|Chime||United States.||Free Plan Only.||None.||Free within the US at selected ATMs. $2.50 per withdrawal overseas.||USD only.||Earn up to 0.50% APY in a savings account.|
|Monzo||United Kingdom.||Free Plan Only.||None.||Unlimited free withdrawals in most EU countries. Free up $250 per month outside of EU.||GBP only.||1.63% on money in a savings pot.|
|Monese||Europe.||- Starter: Free|
- Essential: £1.95 /month
- Classic: £5.95 /month
- Premium: £14.95 /month
|2.5% on weekdays & 3.5% on weekends.||Free £200 per month. 2% after that.||GBP and Euro.||2.20% of money in a savings account.|
|Charles Schwab||United States & Canada (checking and savings accounts).||Free Plan Only.||None.||None||USD only.||0.05% of money in a savings account.|
|Capital One 360||United States.||Free Plan Only.||None.||None||USD only.||0.40% on money in a 360 savings account.|
|HSBC Global Money Account||Worldwide.||Depends On Location.||2% - 3%.||Free at most HSBC ATMs but it may change per country.||Local currency only.||0.01% on money in savings. Interest can be higher with more money.|
Important Details For The Comparison
Please note that plan perks differ depending on which country you sign up in.
Our Digital Nomad Banking Strategy
I don’t recommend that you go and open up an account with every one of the banks.
It’s just not necessary. Choose 2-3 that will make your life most manageable and go sign up with them.
These are the banks that Ashley and I use for both our personal and business accounts.
For personal digital banks we use:
Wise is primarily for receiving and sending large sums of money internationally. We use both Revolut and Chime on a daily basis.
At this point we use a bank in Australia as our main traditional bank. This bank holds our savings because they offer far better interest rates.
Business banking can be annoying.
Lots of banks think that they can ramp up the service and transaction fees because it’s a business account. As you no know, I hate paying fees.
For business we use Wise as our digital business bank account. This means we save a ton of money on international transactions such as paying for software charged in a foreign currency.
We also use one of the bigger traditional banks as our main business account in Australia. This holds most of the money we keep in the business. We transfer it from this account to the Wise business account whenever we need to pay something internationally.
Wrapping It Up
So there you have it.
The best banks for digital nomads.
As you can see there are quite a few to choose from and they make your life easier. The good news is that banks in general are starting to realize that allowing easy international banking is important.
I expect to see even more innovation in the near future which will make digital nomad banking even easier – And of course less fees!
Which digital nomad banks do I recommend the most?
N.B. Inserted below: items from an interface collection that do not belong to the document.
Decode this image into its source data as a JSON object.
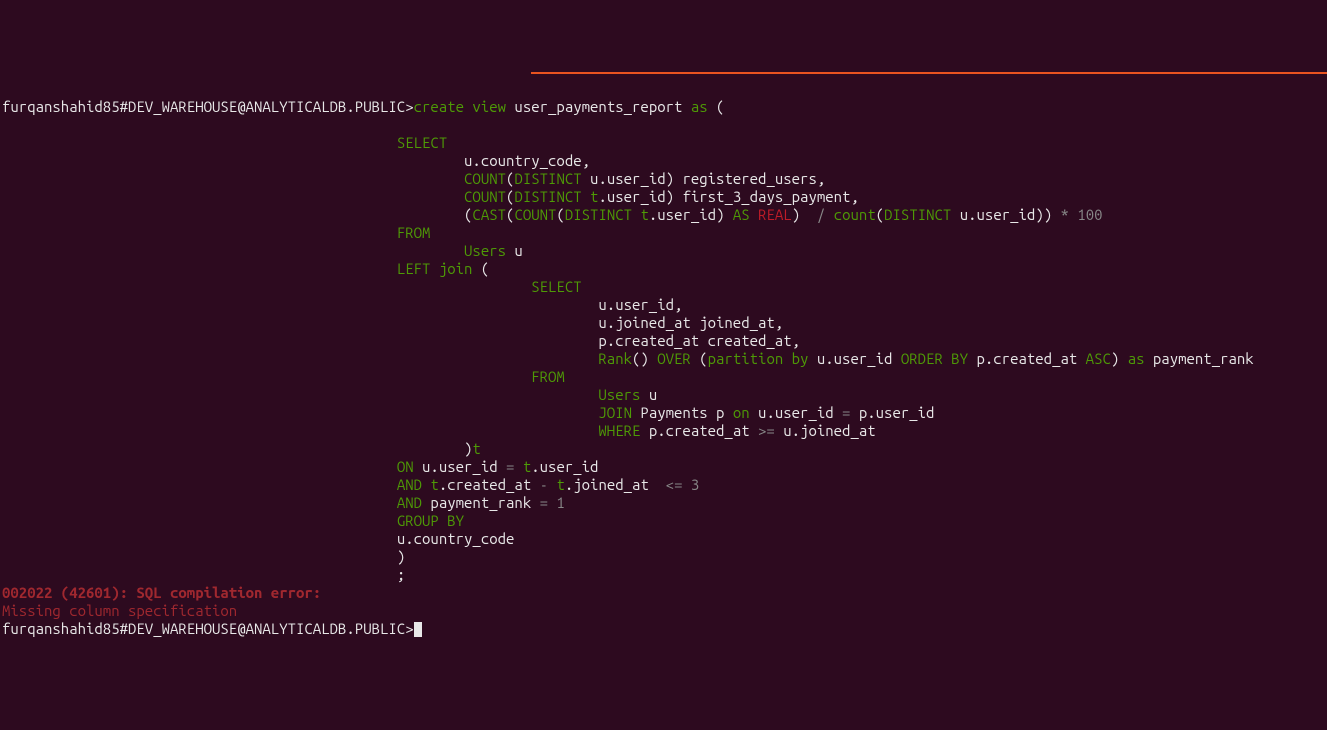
{
  "terminal": {
    "prompt": "furqanshahid85#DEV_WAREHOUSE@ANALYTICALDB.PUBLIC>",
    "prompt2": "furqanshahid85#DEV_WAREHOUSE@ANALYTICALDB.PUBLIC>",
    "sql": {
      "l1_kw": "create view",
      "l1_ident": " user_payments_report ",
      "l1_as": "as",
      "l1_paren": " (",
      "l3_select": "SELECT",
      "l4": "u.country_code,",
      "l5_count": "COUNT",
      "l5_p1": "(",
      "l5_dist": "DISTINCT",
      "l5_rest": " u.user_id) registered_users,",
      "l6_count": "COUNT",
      "l6_p1": "(",
      "l6_dist": "DISTINCT",
      "l6_t": " t",
      "l6_rest": ".user_id) first_3_days_payment,",
      "l7_p1": "(",
      "l7_cast": "CAST",
      "l7_p2": "(",
      "l7_count": "COUNT",
      "l7_p3": "(",
      "l7_dist": "DISTINCT",
      "l7_t": " t",
      "l7_uid": ".user_id)",
      "l7_as": " AS",
      "l7_real": " REAL",
      "l7_close": ")  ",
      "l7_div": "/",
      "l7_count2": " count",
      "l7_p4": "(",
      "l7_dist2": "DISTINCT",
      "l7_rest": " u.user_id)) ",
      "l7_mul": "*",
      "l7_num": " 100",
      "l8_from": "FROM",
      "l9_users": "Users",
      "l9_u": " u",
      "l10_left": "LEFT",
      "l10_join": " join",
      "l10_paren": " (",
      "l11_select": "SELECT",
      "l12": "u.user_id,",
      "l13": "u.joined_at joined_at,",
      "l14": "p.created_at created_at,",
      "l15_rank": "Rank",
      "l15_p1": "() ",
      "l15_over": "OVER",
      "l15_p2": " (",
      "l15_part": "partition by",
      "l15_uid": " u.user_id ",
      "l15_order": "ORDER BY",
      "l15_pc": " p.created_at ",
      "l15_asc": "ASC",
      "l15_close": ") ",
      "l15_as": "as",
      "l15_pr": " payment_rank",
      "l16_from": "FROM",
      "l17_users": "Users",
      "l17_u": " u",
      "l18_join": "JOIN",
      "l18_pay": " Payments p ",
      "l18_on": "on",
      "l18_cond": " u.user_id ",
      "l18_eq": "=",
      "l18_cond2": " p.user_id",
      "l19_where": "WHERE",
      "l19_p": " p.created_at ",
      "l19_ge": ">=",
      "l19_u": " u.joined_at",
      "l20_close": ")",
      "l20_t": "t",
      "l21_on": "ON",
      "l21_u": " u.user_id ",
      "l21_eq": "=",
      "l21_t": " t",
      "l21_uid": ".user_id",
      "l22_and": "AND",
      "l22_t1": " t",
      "l22_ca": ".created_at ",
      "l22_minus": "-",
      "l22_t2": " t",
      "l22_ja": ".joined_at  ",
      "l22_le": "<=",
      "l22_3": " 3",
      "l23_and": "AND",
      "l23_pr": " payment_rank ",
      "l23_eq": "=",
      "l23_1": " 1",
      "l24_group": "GROUP BY",
      "l25": "u.country_code",
      "l26": ")",
      "l27": ";"
    },
    "error": {
      "line1": "002022 (42601): SQL compilation error:",
      "line2": "Missing column specification"
    }
  }
}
I have accounts with both of them and between them pay very few international fees. For EU citizens or residents N26 is also a very good option. They have excellent perks on their premium accounts such as the insurance.
Did I miss one of your recommended best banks for digital nomads?
Let me know in the comments so I can check it out.